Angels & Demons is a 2009 American mystery thriller film directed by Ron Howard and written by Akiva Goldsman and David Koepp, based on Dan Brown's 2000 novel of the same title. It is the sequel to the 2006 film The Da Vinci Code, also directed by Howard, and the second installment in the Robert Langdon film series. However, the novel version was published first and acts as a prequel to The Da Vinci Code novel. Filming took place in Rome, Italy, and the Sony Pictures Studios in Culver City, California. Tom Hanks reprises his role as Professor Robert Langdon, while Ayelet Zurer stars as Dr. Vittoria Vetra, a CERN scientist joining Langdon in the quest to recover a missing vial of antimatter from a mysterious Illuminati terrorist. Producer Brian Grazer, composer Hans Zimmer and screenwriter Akiva Goldsman also return, with David Koepp coming on board to help the latter.
Raffaele Farina SDB is an Italian Cardinal of the Catholic Church. He was Archivist of the Vatican Secret Archives, Librarian of the Vatican Library, and president of Scuola Vaticana di Paleografia, Diplomatica e Archivistica. Farina was elevated to the cardinalate in 2007.
The Vatican Climate Forest, to be located in the Bükk National Park, Hungary, was donated to the Vatican City by a carbon offsetting company. The forest is to be sized to offset the carbon emissions generated by the Vatican during 2007. The Vatican's acceptance of the offer, at a ceremony on July 5, 2007, was reported as being "purely symbolic", and a way to encourage Catholics to do more to safeguard the planet. No trees have been planted under the project and the carbon offsets have not materialised.
The Knights of Columbus Vatican Film Library in St. Louis, Missouri is the only collection, outside the Vatican itself, of microfilms of more than 37,000 works from the Biblioteca Apostolica Vaticana, the Vatican Library in Europe. It is located in the Pius XII Memorial Library on the campus of Saint Louis University.
Manuscripta is a biannual academic journal published by the Knights of Columbus Vatican Film Library. Established in 1957, it covers topics related to the study of medieval and renaissance manuscripts. The journal is printed and distributed by Brepols Publishers.
The following outline is provided as an overview of and introduction to Vatican City:
Roman Historical Institutes are collegiate bodies established at Rome, for the purpose of historical research, mostly in the Vatican archives. These have been set both by ecclesiastical authority, and by national governments.

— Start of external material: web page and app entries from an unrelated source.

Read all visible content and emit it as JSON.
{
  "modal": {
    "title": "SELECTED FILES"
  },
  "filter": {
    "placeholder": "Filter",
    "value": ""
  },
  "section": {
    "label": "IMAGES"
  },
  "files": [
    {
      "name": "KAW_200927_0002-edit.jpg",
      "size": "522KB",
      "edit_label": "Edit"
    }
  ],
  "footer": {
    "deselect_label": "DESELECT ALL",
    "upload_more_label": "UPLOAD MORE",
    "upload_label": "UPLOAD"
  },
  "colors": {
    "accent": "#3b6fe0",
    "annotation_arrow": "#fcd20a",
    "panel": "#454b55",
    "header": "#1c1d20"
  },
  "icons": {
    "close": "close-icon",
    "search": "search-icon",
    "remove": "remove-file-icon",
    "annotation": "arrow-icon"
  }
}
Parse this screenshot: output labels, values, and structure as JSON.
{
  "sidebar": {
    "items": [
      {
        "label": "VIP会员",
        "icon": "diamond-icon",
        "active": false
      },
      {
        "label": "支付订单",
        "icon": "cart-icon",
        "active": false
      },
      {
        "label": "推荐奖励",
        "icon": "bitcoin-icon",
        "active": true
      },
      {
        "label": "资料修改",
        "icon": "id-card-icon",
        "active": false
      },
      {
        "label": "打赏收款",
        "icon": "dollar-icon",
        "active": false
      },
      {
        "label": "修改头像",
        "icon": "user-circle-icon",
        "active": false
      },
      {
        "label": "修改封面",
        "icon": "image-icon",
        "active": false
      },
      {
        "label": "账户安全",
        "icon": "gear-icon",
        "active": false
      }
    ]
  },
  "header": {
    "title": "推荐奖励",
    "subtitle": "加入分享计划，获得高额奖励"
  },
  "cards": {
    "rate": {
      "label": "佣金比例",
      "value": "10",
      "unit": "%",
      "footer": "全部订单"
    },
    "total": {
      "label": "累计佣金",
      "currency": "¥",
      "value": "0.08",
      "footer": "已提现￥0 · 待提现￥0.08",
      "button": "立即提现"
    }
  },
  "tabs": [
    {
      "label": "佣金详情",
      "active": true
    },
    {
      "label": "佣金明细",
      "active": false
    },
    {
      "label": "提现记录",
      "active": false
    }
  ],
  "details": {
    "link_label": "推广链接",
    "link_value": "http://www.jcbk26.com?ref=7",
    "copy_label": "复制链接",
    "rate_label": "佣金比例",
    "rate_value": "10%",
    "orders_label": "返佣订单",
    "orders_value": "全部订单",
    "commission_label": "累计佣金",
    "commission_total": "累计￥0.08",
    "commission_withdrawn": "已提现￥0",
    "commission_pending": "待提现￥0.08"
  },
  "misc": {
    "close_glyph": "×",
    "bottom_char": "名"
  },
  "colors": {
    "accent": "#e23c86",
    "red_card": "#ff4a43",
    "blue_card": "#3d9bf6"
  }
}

This is an index of Vatican City–related topics.
Vatican Media is the Holy See national broadcaster based in Vatican City which first aired in 1983.
Vatican may refer to:
Pius XII Memorial Library is an academic library located on the Saint Louis University Frost Campus. Named after Pope Pius XII and built in 1959, it occupies 215,000 square feet and houses over 1.3 million volumes, including more than 30,000 rare books. It is the home of the Knights of Columbus Vatican Film Library. During the fall and spring semesters, students use the library 24 hours a day from Sunday through Friday, with abbreviated hours on Saturdays.
Botticelli Inferno is a 2016 Italian-German documentary film directed by Ralph Loop. The film is part of the project Great Art Cinema and analyses one of the most mysterious works of Sandro Botticelli, the Map of Hell in the Divine Comedy Illustrated by Botticelli in the Vatican Library. The map was originally part of an illustrated manuscript of Dante's Divine Comedy, featuring artwork by Botticcelli.
|This article related to a film organization is a stub. You can help Wikipedia by expanding it.|